Students Prepare for Redesigned STAAR Tests


From April 18 to May 12, high school students will take the redesigned State of Texas Assessment of Academic Readiness (STAAR) to measure their understanding of class materials 

The STAAR test measures a student’s comprehension of the Texas Essential Knowledge and Skills (TEKS) curriculum, which is the standard in Texas.

“The biggest challenge for the STAAR exam is the amount of content that is supposed to be covered in the course and the actual amount of time given to teach it through the year,” Biology teacher Brandi Gates said. “Due to time restraints, content in the course is taught at an insanely fast pace. This unfortunately, gives little time for reteaching [or] reviewing and also less time for more applicable hands-on activities and labs that would really grab students’ attention, allowing them to better relate the course material to daily life.”

This year, there will be STAAR tests for Biology, English I and II, U.S. History and Algebra I. 

“We prepare the English II classes in a variety of ways,” English teacher Sharon Lingle said.  “The biggest preparation we give our students is intervention rotations that are done every six weeks. We also do smaller preparations like spiraling in TEKS that students need to focus on such as revising and editing and inference skills.”

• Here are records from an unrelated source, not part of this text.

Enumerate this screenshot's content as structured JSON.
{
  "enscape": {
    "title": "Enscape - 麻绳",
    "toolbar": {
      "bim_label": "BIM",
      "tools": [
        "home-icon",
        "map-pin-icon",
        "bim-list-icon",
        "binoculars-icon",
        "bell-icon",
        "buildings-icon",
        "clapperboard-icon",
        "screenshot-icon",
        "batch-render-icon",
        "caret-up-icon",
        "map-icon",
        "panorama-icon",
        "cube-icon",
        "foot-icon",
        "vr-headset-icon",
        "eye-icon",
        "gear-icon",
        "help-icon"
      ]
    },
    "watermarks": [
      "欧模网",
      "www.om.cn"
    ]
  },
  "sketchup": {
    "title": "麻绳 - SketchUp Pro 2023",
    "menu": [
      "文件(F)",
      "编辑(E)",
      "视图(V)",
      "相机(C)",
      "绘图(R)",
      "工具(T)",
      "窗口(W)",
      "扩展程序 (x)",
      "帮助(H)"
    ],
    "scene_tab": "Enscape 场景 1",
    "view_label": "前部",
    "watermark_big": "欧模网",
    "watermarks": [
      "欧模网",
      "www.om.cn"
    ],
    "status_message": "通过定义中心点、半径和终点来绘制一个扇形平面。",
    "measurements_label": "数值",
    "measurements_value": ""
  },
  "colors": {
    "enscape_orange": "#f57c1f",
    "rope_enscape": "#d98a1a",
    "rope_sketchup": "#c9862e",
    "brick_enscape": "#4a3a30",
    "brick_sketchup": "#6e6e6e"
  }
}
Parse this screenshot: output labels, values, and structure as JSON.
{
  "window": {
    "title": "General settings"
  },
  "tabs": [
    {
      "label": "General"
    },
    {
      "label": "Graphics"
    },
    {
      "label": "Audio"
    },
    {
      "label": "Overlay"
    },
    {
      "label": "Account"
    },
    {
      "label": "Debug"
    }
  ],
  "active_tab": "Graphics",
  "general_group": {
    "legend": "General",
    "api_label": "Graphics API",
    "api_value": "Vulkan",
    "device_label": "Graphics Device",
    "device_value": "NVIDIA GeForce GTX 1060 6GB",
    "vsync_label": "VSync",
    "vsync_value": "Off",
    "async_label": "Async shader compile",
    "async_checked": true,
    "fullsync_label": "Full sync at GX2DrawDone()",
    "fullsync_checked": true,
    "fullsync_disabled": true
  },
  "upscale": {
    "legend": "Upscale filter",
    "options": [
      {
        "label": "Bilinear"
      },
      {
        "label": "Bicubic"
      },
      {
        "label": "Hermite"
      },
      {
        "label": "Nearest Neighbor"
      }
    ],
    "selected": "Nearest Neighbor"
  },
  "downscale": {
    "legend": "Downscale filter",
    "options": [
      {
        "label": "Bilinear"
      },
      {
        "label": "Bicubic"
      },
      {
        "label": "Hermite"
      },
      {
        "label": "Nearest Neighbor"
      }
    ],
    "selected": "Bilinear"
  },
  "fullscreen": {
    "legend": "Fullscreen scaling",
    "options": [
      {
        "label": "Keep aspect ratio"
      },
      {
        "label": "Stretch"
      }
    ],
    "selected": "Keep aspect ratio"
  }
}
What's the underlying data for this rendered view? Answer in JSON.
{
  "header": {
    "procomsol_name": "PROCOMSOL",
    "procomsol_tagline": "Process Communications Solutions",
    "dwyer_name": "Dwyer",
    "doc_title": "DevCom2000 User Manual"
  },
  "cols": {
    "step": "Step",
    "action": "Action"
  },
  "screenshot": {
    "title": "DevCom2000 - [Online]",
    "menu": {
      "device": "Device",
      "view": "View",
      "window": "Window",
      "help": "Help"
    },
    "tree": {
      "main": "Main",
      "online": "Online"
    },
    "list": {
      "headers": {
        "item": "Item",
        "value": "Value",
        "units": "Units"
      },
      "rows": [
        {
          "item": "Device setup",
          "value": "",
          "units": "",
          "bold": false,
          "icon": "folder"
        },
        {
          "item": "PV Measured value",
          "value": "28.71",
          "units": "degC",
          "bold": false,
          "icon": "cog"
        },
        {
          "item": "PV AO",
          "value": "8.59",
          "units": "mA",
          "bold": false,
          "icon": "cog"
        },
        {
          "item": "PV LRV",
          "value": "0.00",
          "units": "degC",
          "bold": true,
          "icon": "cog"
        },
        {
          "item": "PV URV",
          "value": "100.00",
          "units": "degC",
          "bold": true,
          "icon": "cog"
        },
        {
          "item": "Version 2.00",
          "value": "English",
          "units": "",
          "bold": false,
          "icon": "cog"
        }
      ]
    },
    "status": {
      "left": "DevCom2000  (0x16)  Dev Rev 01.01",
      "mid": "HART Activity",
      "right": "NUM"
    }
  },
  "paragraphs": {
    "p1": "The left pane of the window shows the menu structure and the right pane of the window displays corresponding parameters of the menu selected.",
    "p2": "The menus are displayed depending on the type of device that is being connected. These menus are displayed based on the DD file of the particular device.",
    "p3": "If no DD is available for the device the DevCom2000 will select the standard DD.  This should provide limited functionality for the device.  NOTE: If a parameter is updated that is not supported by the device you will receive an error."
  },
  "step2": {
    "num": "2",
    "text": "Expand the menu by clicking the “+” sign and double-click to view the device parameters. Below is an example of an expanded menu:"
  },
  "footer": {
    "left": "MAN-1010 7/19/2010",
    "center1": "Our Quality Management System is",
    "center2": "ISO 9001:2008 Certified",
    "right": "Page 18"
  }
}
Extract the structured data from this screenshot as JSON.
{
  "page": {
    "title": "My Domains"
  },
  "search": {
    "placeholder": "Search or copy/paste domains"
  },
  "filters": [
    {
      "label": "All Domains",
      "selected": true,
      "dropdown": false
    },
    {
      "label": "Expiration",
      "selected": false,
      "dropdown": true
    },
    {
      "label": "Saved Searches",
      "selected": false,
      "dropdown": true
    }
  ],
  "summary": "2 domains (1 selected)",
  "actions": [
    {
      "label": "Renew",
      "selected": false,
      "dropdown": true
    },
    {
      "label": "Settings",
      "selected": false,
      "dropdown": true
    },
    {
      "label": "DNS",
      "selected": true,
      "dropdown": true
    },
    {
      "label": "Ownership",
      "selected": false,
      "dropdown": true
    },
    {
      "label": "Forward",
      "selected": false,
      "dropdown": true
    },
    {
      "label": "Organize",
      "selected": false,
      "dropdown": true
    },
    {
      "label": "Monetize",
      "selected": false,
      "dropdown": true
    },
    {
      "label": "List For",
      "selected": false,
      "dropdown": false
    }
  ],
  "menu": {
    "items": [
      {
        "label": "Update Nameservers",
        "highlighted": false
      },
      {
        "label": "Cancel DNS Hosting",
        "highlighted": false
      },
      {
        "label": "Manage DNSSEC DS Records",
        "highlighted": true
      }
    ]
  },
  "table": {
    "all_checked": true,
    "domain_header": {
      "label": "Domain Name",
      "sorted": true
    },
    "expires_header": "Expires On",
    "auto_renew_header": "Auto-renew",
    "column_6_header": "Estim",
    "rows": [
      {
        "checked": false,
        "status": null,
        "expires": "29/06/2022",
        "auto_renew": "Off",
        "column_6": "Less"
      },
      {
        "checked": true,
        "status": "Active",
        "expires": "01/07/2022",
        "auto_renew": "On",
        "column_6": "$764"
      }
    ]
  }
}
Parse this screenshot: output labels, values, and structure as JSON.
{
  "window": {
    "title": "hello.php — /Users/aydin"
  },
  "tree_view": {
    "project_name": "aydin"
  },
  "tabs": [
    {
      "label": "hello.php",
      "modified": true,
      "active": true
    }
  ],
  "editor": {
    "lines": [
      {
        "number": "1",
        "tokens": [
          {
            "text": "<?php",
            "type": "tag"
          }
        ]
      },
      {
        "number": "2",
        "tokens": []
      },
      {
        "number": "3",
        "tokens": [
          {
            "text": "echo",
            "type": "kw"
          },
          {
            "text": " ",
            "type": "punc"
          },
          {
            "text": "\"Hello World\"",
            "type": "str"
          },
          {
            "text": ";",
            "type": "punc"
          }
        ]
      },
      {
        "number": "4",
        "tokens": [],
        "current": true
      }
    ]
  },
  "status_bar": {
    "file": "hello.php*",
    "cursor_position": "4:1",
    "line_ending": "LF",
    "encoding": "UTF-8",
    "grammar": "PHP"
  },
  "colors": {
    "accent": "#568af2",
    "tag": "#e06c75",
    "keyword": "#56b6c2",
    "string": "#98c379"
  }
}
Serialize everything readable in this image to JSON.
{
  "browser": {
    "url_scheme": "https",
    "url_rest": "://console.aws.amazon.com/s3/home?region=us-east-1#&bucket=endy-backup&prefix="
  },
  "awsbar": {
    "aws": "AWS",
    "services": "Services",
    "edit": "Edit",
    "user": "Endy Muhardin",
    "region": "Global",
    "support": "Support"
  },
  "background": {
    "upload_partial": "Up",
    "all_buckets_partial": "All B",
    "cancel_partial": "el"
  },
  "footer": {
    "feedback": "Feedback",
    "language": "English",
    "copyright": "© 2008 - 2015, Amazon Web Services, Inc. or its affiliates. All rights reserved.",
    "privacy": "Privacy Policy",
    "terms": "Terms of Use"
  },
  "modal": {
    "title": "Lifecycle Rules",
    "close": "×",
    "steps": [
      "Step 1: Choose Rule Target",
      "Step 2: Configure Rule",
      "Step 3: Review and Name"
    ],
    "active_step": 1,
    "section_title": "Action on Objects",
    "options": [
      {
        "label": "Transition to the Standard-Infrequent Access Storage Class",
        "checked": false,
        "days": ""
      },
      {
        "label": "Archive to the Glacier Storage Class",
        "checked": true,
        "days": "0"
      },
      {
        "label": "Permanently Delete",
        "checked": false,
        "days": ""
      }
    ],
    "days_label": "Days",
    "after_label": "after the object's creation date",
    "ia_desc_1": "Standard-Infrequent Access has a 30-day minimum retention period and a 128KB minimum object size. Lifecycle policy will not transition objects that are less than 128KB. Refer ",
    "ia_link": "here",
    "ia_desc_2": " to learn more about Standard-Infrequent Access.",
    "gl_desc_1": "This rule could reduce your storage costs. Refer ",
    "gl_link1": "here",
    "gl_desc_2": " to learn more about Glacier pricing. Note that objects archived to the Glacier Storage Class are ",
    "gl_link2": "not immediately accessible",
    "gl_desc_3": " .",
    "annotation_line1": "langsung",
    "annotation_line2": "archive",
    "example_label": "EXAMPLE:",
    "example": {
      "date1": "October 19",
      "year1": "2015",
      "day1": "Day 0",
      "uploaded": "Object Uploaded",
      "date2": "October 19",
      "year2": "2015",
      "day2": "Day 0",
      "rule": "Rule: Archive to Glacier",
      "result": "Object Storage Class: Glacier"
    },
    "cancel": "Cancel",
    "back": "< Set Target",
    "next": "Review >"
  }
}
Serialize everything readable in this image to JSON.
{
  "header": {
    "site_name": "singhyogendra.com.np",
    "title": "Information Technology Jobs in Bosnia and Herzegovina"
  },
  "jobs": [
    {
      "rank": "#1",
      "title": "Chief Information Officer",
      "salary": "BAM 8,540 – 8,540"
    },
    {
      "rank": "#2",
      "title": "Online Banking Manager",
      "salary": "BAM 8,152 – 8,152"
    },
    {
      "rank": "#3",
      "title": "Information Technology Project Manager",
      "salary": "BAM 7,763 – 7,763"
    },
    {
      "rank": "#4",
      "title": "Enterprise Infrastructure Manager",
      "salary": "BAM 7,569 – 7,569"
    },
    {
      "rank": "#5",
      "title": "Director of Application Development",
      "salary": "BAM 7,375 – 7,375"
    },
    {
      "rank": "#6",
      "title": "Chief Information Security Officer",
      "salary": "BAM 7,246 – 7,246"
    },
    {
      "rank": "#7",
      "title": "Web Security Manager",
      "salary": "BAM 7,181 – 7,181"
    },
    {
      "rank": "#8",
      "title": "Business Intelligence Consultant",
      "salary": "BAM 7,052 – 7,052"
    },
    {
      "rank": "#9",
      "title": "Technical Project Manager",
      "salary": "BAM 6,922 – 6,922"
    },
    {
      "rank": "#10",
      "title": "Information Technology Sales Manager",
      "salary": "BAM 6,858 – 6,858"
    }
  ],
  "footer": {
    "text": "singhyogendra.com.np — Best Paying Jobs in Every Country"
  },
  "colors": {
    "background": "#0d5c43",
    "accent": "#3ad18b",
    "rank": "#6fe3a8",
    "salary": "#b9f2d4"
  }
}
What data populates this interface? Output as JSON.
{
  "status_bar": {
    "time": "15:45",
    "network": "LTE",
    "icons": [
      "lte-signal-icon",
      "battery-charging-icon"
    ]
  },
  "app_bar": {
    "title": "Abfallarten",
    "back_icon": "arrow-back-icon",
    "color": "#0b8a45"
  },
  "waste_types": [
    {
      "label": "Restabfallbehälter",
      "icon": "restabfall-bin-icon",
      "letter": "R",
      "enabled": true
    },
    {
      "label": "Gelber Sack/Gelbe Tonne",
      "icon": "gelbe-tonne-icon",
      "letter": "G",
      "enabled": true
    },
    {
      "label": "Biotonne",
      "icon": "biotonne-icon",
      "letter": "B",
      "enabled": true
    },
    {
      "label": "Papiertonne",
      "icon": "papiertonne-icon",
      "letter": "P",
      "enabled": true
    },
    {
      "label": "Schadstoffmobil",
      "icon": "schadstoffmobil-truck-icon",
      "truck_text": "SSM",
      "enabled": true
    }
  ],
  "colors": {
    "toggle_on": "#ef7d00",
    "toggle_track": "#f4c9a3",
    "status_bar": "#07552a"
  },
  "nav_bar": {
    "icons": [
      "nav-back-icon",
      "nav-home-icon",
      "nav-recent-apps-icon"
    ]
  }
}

In response to House Bill 3906, the STAAR test has been redesigned for the 2022-2023 school year to reflect the classroom environment more closely. 

“Even other students and teachers agree that most things that are on the STAAR test, we don’t even cover,” sophomore Avea Dearing said. “I feel like the regular tests we take in class are more accurate.”

The new STAAR test will rely less on multiple-choice questions and more on short-answer questions to replicate teachers in class. The test will be online only, to make it more accessible for students and their needs.

“I don’t like standardized tests,” U.S. History teacher James Bowling said. “You don’t have to know everything about U.S. History to have a successful life. I would focus more on critical thinking skills and projects and team collaboration.”

The STAAR is required for graduation but is not the only way to measure student success. The Texas Education Agency (TEA) suggests using the STAAR along with grades, teacher reports and classwork to get a full measure of a student. 

“It is good to assess the skills students have been taught throughout the year,” English teacher Colby Rodgers said. “However, I think there are several ways to assess it, not just a standardized test of this format.”